◆ **What you need to do**: The required result is a copy of each line below in which "kicker" appears.

--------

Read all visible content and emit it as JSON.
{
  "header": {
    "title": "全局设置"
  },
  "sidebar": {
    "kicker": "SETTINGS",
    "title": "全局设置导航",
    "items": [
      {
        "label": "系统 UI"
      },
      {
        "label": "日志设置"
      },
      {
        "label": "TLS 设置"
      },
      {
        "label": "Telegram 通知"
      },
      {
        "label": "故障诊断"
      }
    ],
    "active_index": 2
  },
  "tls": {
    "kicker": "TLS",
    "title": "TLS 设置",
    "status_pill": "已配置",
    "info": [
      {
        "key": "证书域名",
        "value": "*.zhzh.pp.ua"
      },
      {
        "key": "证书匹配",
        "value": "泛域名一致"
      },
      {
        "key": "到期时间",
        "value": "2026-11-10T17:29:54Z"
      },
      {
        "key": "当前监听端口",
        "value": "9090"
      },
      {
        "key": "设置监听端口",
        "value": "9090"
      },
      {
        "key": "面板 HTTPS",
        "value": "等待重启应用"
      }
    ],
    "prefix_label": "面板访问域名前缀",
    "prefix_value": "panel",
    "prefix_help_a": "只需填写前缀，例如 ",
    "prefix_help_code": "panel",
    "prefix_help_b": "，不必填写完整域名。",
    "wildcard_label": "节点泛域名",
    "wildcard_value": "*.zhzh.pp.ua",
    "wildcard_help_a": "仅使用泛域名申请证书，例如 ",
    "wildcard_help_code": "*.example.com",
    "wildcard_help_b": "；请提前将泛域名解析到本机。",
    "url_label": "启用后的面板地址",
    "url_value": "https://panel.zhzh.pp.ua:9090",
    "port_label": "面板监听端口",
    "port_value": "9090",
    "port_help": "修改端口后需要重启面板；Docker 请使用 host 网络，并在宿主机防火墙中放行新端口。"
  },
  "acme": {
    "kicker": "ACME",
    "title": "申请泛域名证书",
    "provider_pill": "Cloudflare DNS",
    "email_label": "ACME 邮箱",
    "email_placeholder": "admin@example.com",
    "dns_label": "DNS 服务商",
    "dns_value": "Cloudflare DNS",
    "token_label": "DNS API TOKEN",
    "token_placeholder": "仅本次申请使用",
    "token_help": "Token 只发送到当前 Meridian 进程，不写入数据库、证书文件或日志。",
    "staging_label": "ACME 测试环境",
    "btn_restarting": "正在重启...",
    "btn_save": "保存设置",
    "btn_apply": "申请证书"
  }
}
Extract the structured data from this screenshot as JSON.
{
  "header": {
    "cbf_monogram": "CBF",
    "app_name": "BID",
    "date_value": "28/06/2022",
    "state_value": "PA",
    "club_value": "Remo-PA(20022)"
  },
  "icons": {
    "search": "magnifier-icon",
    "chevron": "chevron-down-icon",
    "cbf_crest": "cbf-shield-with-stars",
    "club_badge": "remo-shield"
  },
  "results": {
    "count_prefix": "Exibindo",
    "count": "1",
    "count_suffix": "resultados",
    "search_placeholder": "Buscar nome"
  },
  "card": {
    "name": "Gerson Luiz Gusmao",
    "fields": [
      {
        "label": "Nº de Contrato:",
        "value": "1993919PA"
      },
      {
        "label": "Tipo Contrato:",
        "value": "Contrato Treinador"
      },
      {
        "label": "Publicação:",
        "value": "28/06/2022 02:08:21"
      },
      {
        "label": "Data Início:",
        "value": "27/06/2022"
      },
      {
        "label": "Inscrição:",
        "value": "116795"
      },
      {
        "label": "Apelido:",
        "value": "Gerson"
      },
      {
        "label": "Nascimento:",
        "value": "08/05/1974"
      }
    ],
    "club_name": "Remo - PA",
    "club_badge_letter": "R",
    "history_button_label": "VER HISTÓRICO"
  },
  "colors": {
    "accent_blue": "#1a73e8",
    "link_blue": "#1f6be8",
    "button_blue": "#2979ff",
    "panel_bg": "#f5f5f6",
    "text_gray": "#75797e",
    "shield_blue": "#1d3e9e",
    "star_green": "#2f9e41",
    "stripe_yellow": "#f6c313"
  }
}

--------

◆ **Solution to the exercise**:
    "kicker": "SETTINGS",
    "kicker": "TLS",
    "kicker": "ACME",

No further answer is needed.